** Opening DATA UNDER STUDY block **

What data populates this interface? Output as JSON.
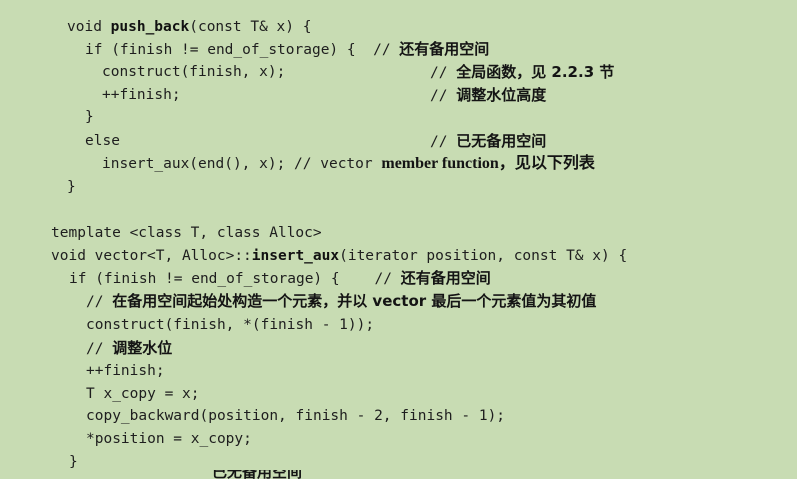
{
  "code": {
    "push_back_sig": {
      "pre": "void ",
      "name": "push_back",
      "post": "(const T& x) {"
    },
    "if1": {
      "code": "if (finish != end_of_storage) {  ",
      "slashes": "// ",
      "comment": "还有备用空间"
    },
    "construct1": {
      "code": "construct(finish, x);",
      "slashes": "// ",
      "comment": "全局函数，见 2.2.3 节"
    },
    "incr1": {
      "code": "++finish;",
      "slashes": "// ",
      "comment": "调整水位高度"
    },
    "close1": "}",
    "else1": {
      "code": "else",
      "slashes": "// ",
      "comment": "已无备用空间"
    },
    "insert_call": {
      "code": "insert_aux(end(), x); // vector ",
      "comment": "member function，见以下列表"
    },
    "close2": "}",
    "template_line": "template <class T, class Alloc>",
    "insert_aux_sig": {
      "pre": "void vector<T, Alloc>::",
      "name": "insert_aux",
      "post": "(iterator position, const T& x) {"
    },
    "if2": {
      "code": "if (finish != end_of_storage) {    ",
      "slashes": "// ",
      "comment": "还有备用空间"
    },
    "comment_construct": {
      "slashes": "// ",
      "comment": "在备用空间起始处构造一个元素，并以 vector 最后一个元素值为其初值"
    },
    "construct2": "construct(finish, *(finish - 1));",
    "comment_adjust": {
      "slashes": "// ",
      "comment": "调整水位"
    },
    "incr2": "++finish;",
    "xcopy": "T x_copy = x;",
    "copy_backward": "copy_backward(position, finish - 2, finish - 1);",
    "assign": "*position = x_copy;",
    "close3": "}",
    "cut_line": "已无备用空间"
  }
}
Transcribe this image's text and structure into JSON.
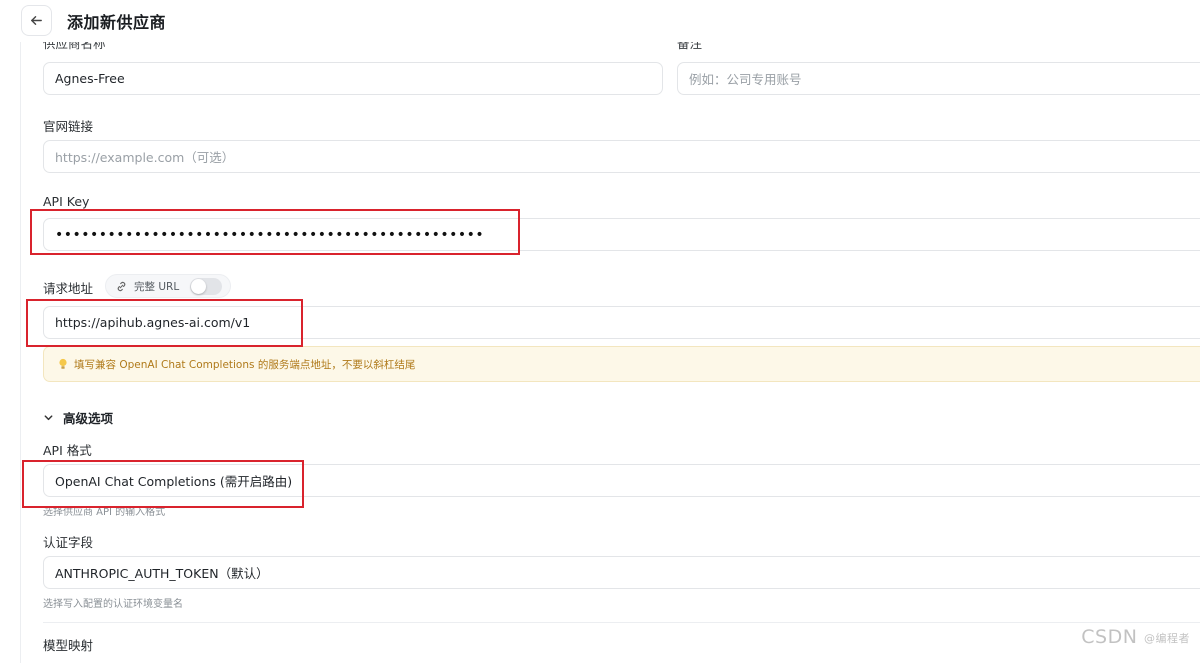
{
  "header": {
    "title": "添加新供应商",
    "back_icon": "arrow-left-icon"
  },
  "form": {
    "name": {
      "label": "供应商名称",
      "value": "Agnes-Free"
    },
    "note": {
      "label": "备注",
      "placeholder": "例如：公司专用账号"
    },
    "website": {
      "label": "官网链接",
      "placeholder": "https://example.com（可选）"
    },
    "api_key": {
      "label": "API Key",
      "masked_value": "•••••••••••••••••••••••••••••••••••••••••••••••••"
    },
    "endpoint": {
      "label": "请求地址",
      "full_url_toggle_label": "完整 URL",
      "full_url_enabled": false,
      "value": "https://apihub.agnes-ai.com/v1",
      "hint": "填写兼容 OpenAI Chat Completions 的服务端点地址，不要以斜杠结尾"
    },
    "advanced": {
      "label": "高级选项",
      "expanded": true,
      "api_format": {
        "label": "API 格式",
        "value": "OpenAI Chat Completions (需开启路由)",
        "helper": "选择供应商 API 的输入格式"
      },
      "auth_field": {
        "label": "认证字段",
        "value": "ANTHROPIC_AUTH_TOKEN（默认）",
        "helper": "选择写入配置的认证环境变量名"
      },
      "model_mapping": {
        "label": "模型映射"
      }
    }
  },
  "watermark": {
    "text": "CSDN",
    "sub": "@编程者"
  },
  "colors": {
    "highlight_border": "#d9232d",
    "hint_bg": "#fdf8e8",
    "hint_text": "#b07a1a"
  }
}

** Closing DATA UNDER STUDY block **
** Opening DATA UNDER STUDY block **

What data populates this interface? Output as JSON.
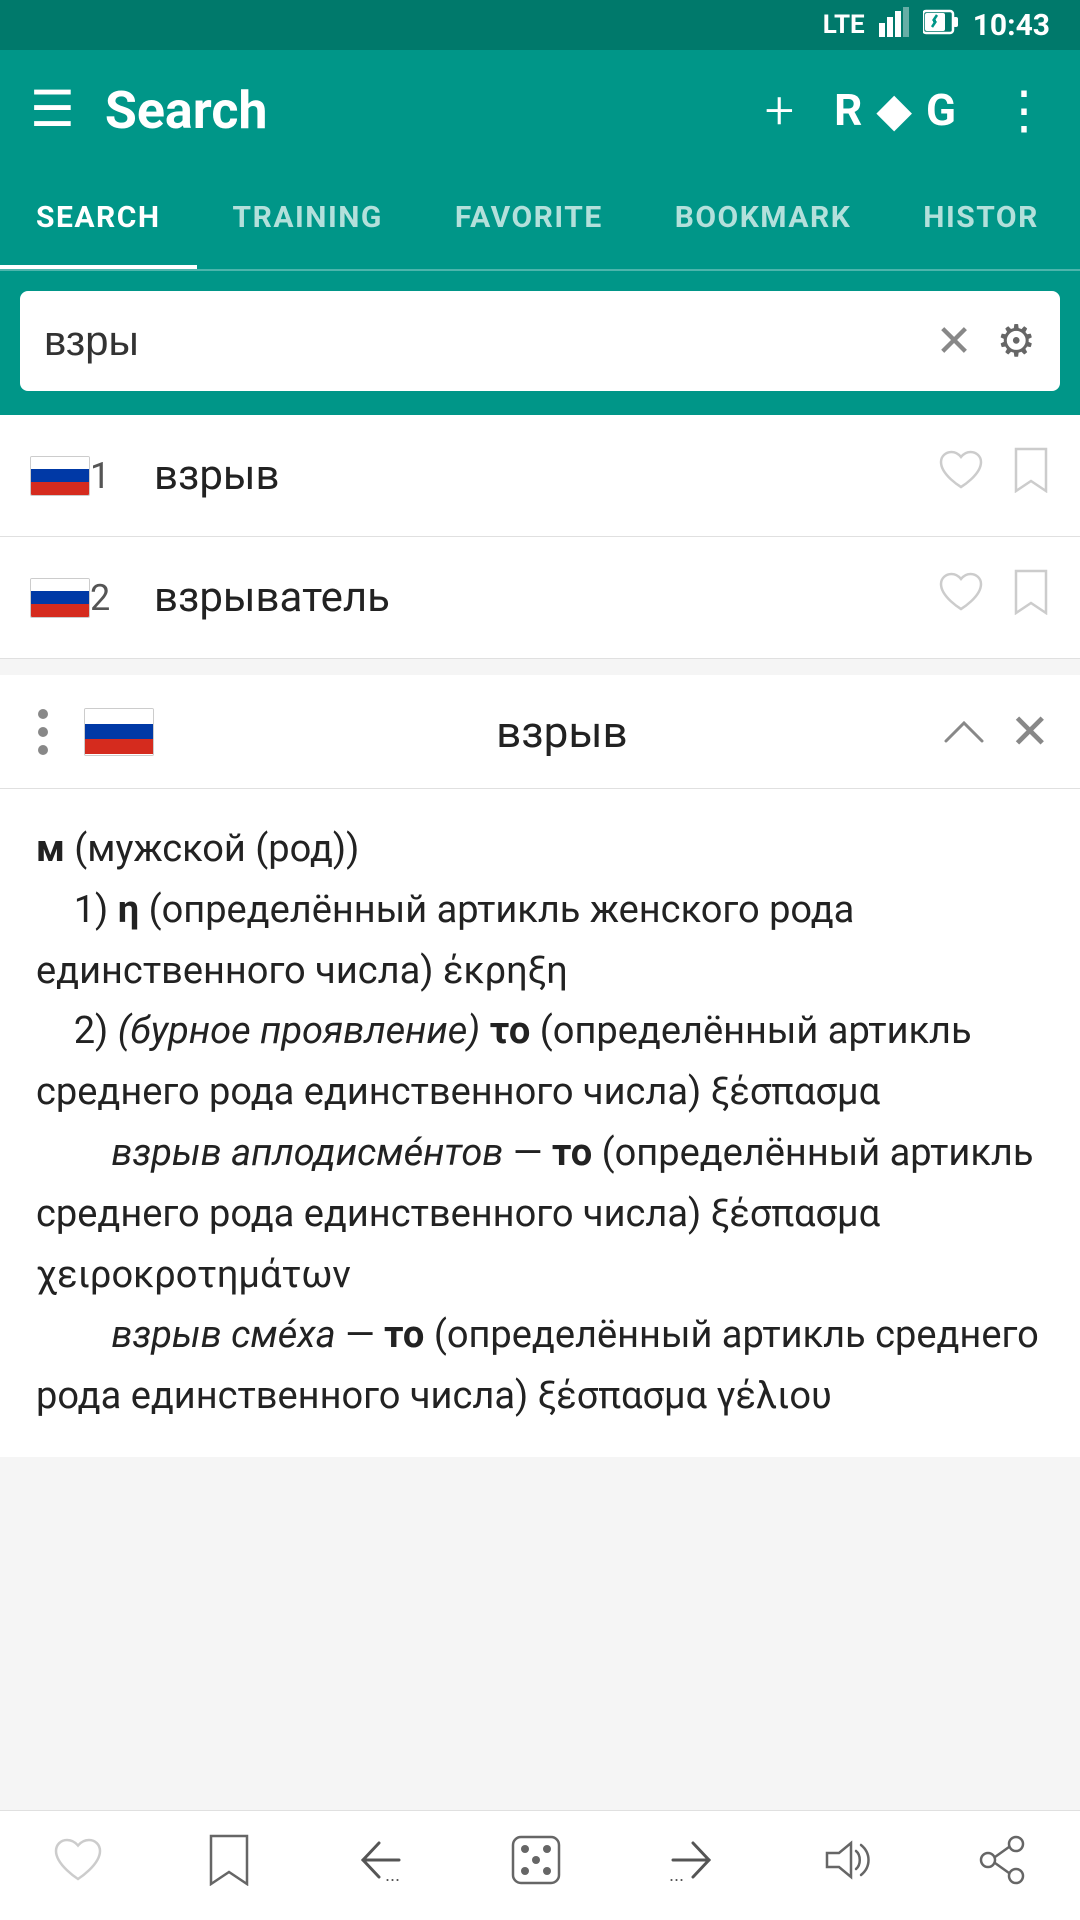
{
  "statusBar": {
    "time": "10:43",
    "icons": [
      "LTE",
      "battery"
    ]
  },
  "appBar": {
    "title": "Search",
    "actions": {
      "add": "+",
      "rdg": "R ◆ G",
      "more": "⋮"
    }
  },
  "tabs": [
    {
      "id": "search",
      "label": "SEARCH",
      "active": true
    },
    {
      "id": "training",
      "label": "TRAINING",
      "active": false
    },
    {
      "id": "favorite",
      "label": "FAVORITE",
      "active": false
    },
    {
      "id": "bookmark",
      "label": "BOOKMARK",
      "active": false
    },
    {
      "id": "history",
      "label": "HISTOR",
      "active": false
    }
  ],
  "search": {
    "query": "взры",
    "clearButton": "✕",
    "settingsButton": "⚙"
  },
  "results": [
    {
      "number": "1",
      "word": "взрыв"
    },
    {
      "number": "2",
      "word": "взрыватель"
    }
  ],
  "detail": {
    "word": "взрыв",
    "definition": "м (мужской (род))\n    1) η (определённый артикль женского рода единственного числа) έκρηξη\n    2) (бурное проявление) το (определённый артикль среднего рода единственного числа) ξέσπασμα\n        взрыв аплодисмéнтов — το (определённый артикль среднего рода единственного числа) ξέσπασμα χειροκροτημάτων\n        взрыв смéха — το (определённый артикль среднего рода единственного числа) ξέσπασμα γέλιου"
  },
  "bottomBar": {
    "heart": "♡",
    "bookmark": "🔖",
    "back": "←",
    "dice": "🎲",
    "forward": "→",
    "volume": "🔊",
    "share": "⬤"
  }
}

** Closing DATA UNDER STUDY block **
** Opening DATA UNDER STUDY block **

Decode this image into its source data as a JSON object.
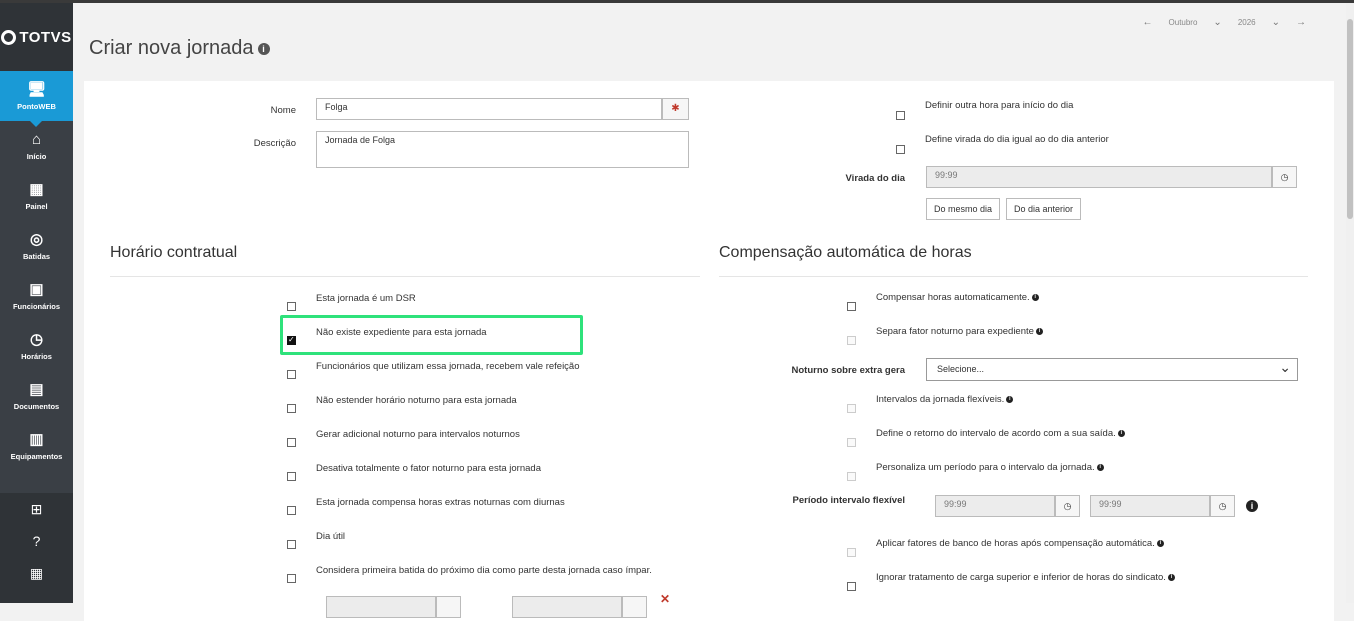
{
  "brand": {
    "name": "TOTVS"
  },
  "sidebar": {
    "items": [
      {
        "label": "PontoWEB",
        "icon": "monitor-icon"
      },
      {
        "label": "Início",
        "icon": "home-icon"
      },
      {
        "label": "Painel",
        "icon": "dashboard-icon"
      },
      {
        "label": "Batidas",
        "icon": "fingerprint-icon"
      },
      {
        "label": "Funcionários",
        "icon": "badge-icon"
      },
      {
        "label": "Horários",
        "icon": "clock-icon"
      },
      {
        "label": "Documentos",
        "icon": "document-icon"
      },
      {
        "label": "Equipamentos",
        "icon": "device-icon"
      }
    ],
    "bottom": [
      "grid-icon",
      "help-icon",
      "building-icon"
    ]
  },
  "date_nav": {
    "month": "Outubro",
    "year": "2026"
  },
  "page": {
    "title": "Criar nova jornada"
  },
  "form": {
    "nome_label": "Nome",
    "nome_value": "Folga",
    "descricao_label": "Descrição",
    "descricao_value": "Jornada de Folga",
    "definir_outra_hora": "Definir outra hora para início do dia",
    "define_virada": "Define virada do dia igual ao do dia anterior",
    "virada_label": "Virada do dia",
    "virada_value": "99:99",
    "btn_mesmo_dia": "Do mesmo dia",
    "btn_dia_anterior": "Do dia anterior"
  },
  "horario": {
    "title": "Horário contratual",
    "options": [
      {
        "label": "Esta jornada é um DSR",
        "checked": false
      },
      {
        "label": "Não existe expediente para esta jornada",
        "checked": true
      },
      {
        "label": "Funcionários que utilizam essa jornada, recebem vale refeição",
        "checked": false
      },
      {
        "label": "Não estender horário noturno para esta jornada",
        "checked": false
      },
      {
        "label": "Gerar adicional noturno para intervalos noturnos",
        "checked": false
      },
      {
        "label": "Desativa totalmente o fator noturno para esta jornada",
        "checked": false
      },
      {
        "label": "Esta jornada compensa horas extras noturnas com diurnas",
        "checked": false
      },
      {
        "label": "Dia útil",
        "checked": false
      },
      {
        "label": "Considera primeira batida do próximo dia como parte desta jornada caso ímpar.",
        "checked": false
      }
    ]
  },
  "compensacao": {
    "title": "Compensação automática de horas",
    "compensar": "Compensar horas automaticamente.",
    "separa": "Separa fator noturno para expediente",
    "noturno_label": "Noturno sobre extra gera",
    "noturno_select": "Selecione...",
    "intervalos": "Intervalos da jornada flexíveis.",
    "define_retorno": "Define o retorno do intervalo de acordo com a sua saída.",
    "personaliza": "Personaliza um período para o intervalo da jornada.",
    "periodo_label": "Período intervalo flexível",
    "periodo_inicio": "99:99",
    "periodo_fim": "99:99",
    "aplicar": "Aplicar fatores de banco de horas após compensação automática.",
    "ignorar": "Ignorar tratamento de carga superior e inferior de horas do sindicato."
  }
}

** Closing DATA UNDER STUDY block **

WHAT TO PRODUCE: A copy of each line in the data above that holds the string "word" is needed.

REPLY:
      "word": "взрыв"
      "word": "взрыватель"
    "word": "взрыв",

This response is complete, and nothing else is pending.